  • Real-time product tracking. IoT solutions for warehouse management provide real-time data on product locations, transportation conditions, the integrity of packaging, and so on. Thanks to instant updates, store managers can ensure no inventory is lost during transportation and ensure that supply chain vendors are managing deliveries responsibly.
  • Higher employee productivity. IoT platforms help staff get instant, on-demand assistance — this way, they can perform a higher number of tasks per day. Connected devices help navigate the warehouse, prioritize tasks, and identify the right packages.

Examples of IoT Applications for Smart Warehousing

When implementing IoT solutions in warehouses, consider taking pointers from industry leaders that have already launched connected applications. Here are the top cases of global IoT adoption:

IoT warehouse

Amazon has recently launched a semi-automated warehouse, where robots work alongside human employees.
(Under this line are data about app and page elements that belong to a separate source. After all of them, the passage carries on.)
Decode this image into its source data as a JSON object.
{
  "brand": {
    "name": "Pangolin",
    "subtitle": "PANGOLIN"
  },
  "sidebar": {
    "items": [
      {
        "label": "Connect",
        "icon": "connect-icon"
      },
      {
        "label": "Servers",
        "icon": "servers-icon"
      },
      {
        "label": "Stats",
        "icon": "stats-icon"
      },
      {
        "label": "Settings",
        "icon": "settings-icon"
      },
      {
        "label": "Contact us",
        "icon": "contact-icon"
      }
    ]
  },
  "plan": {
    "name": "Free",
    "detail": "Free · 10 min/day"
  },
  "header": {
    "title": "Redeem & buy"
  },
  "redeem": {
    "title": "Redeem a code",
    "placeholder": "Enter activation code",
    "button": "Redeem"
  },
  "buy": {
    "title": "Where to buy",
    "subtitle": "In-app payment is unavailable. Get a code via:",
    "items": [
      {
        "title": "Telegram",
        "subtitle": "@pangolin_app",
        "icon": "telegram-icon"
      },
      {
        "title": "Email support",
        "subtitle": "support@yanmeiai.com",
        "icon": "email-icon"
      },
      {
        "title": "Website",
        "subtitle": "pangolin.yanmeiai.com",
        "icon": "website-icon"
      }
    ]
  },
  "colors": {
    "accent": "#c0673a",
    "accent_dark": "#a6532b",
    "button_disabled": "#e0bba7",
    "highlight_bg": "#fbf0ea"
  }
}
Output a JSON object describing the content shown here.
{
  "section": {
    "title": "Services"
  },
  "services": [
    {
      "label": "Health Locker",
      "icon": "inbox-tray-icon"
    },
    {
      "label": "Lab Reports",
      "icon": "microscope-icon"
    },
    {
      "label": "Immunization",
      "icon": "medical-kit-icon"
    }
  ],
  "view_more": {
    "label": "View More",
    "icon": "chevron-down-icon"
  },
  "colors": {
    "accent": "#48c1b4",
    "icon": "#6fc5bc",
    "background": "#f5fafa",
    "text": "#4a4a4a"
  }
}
Basic tasks, like moving packages around or scanning barcodes, are outsourced to technology. Sorting through packages and moving objects of complex shapes (bottles, for instance) is still a part of human jobs.

Amazon’s automated warehouse employs over 400 robots and hundreds of human employees — neither are short of tasks to perform.

To deal with bottlenecks on ‘The Singles’ Day’, the company’s global shopping fest, Alibaba launched a fully robotic warehouse in 2018. There are over 700 guided robots designed to transport parcels across the place and deliver goods to delivery trucks.

According to the president of the e-commerce giant, fully automating a warehouse helped save a ton of time and ensured faster, error-free product deliveries.

A popular, online-only British grocery store uses connectivity to automate basic warehouse activity. The company uses simple bots to automate basic tasks — moving goods around and lifting them up. For the company, using space efficiently is a top priority.

That’s why developing algorithms that can lift boxes higher than a human is capable of has been Ocado’s priority. The inventory processes over 60,000 orders per week and is active 24/7.

IoT warehouse

DHL has piloted a range of innovations at its warehouses. The company uses smart glasses, robots, drones, autonomous vehicles, and so on. With constant visual support, it’s easier for a worker to identify products and sort through parcels.

Recently, DHL has teamed up with Cisco to create a platform that would monitor supply chain activities in real-time — the project is still in development.

Warehouse management encompasses a wide range of activities across various locations. Aside from inventory monitoring, managers have to oversee the supply chain, fill in the financial documentation, and fight the talent shortage.

The Internet of Things helps business owners heighten the security of warehouses, track the location of goods, detect the warning signs of weather changes and equipment malfunctions. You will be able to streamline internal operations and update customers efficiently.

Source: digiteum.com